### [TASK BRIEF]
Lines in the entries below where the word "seedu" shows up should each be copied.

BEGIN DATA FOR PROCESSING

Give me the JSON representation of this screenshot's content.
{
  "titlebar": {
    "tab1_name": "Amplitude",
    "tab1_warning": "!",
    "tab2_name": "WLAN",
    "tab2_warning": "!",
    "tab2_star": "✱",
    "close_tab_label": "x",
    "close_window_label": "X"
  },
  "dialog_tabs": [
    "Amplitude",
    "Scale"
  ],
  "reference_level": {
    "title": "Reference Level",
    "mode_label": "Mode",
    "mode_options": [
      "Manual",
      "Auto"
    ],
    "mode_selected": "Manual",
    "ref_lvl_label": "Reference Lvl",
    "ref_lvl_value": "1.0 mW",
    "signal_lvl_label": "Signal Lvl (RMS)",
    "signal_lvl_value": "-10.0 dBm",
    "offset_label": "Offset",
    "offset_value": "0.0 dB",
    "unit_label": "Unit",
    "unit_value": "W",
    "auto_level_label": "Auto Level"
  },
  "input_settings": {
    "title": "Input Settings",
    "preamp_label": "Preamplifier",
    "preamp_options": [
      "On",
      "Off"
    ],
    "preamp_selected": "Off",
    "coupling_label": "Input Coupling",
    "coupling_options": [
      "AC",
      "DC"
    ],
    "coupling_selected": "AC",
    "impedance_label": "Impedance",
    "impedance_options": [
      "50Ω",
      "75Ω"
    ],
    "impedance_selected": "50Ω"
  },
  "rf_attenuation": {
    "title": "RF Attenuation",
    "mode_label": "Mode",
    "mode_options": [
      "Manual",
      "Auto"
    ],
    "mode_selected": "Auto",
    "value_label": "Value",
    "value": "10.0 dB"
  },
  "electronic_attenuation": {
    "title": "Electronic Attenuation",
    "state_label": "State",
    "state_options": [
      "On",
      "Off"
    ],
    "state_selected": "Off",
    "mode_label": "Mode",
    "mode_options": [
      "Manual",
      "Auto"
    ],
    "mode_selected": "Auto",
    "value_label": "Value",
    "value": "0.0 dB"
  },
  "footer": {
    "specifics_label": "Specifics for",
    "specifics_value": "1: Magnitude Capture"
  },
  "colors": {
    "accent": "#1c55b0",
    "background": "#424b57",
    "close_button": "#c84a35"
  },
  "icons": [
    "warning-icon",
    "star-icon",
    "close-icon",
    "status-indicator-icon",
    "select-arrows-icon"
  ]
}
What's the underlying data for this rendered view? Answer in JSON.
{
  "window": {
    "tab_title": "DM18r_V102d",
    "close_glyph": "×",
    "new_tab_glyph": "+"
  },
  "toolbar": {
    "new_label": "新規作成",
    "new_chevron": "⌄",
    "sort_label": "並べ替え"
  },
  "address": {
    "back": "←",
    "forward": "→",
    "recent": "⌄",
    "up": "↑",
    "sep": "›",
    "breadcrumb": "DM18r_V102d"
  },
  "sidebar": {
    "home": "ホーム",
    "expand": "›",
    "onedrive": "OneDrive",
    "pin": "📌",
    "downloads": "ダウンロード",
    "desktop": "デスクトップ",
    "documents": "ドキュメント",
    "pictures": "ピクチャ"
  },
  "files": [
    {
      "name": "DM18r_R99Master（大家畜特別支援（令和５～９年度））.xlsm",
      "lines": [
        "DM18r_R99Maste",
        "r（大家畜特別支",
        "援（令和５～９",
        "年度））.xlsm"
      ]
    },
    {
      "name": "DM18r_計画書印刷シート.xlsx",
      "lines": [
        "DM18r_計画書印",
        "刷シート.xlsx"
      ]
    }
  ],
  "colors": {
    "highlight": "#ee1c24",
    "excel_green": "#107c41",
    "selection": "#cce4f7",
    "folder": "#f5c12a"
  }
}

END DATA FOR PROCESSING
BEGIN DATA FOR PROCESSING

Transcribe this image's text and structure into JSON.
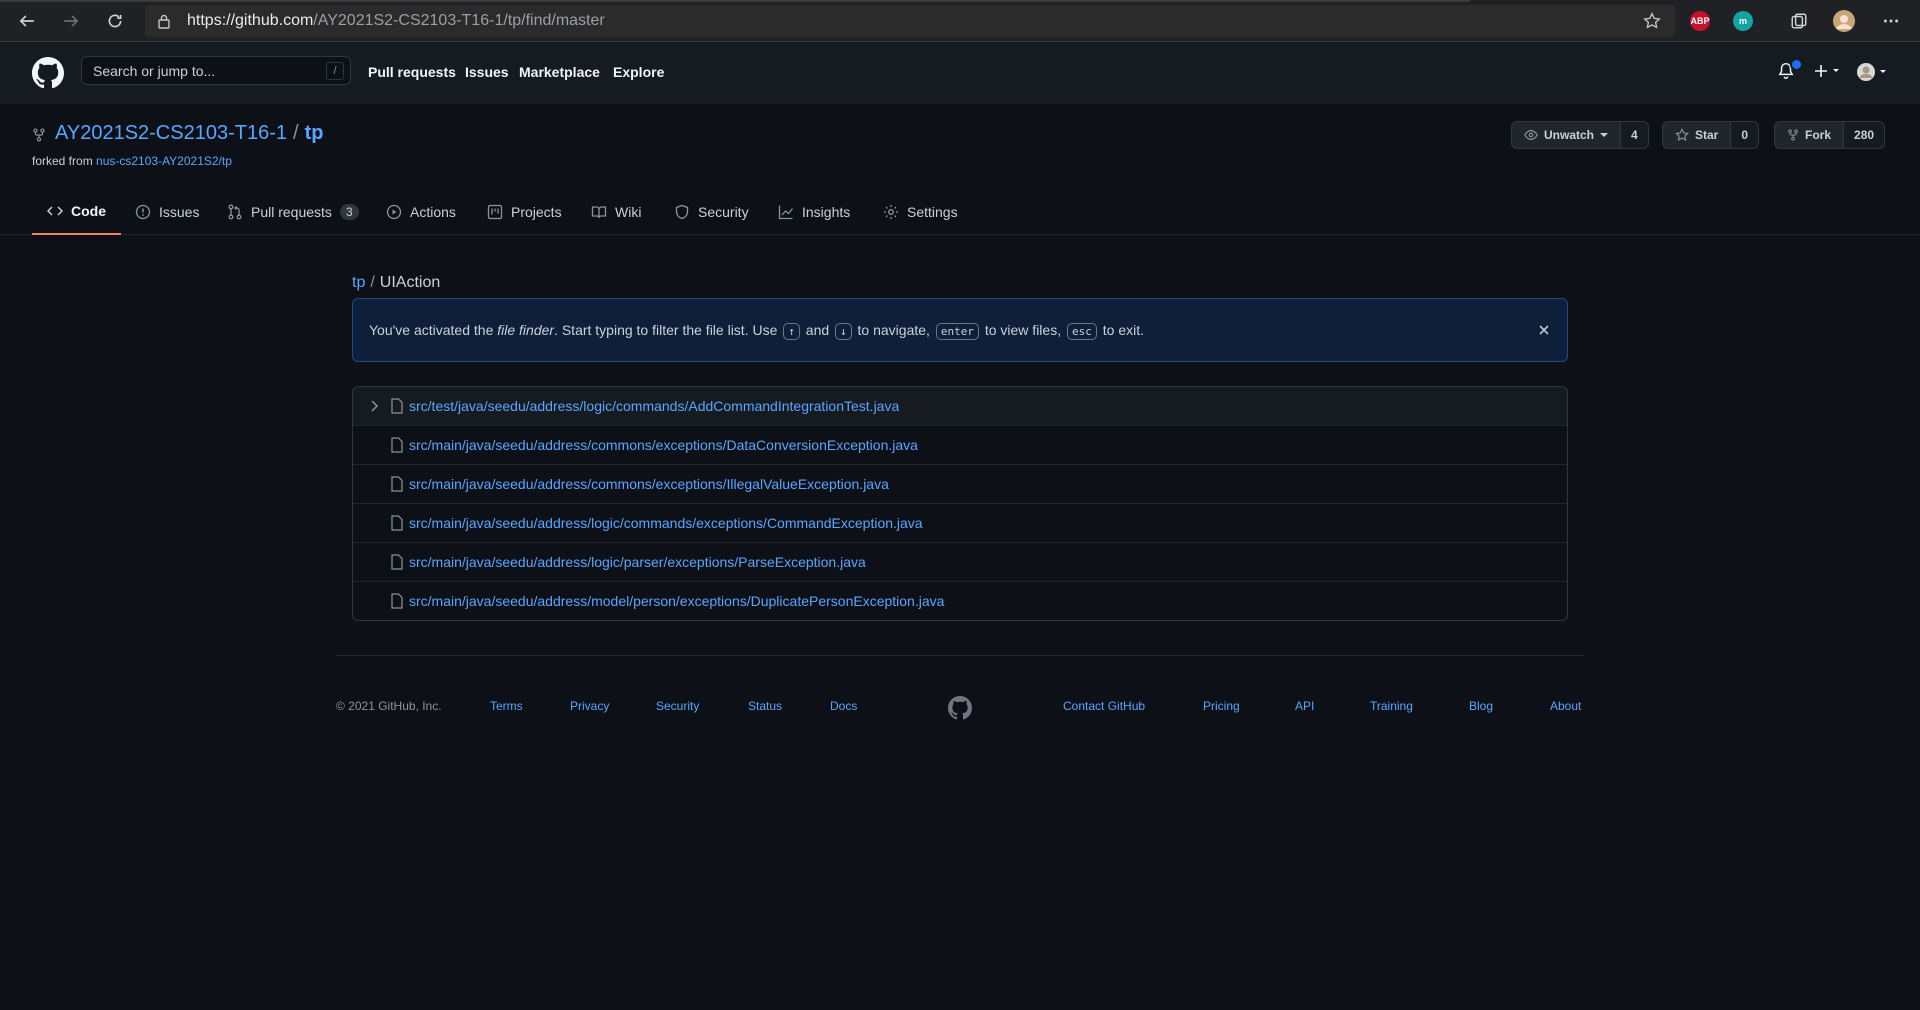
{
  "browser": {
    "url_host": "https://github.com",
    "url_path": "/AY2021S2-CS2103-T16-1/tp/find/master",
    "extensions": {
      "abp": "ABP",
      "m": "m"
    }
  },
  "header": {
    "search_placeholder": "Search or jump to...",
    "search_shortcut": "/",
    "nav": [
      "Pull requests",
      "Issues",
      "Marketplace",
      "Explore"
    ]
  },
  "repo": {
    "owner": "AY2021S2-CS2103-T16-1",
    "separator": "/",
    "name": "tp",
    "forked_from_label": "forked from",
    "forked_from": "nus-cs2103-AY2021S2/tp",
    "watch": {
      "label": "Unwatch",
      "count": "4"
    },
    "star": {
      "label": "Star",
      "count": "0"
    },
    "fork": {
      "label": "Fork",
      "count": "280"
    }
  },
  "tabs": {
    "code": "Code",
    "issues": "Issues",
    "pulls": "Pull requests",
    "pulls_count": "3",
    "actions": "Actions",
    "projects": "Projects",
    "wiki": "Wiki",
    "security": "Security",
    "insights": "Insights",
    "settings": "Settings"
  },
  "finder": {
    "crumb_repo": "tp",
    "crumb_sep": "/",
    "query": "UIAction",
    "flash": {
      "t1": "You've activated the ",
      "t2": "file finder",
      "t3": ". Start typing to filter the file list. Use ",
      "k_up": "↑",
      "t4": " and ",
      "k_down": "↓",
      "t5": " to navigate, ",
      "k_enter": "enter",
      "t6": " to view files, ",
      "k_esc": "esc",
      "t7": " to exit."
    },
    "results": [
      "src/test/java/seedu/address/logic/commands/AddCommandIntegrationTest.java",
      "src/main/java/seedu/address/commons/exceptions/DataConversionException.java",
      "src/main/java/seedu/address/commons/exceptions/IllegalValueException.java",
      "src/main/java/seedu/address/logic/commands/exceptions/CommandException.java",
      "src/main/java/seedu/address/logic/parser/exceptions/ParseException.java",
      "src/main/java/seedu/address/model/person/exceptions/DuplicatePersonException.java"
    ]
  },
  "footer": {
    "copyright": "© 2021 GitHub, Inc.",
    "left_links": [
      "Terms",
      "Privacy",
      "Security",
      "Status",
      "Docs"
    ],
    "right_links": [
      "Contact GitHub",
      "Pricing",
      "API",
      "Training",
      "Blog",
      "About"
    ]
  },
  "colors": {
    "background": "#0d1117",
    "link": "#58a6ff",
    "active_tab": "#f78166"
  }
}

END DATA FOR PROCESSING

### [EXERCISE RESULT]
      "src/test/java/seedu/address/logic/commands/AddCommandIntegrationTest.java",
      "src/main/java/seedu/address/commons/exceptions/DataConversionException.java",
      "src/main/java/seedu/address/commons/exceptions/IllegalValueException.java",
      "src/main/java/seedu/address/logic/commands/exceptions/CommandException.java",
      "src/main/java/seedu/address/logic/parser/exceptions/ParseException.java",
      "src/main/java/seedu/address/model/person/exceptions/DuplicatePersonException.java"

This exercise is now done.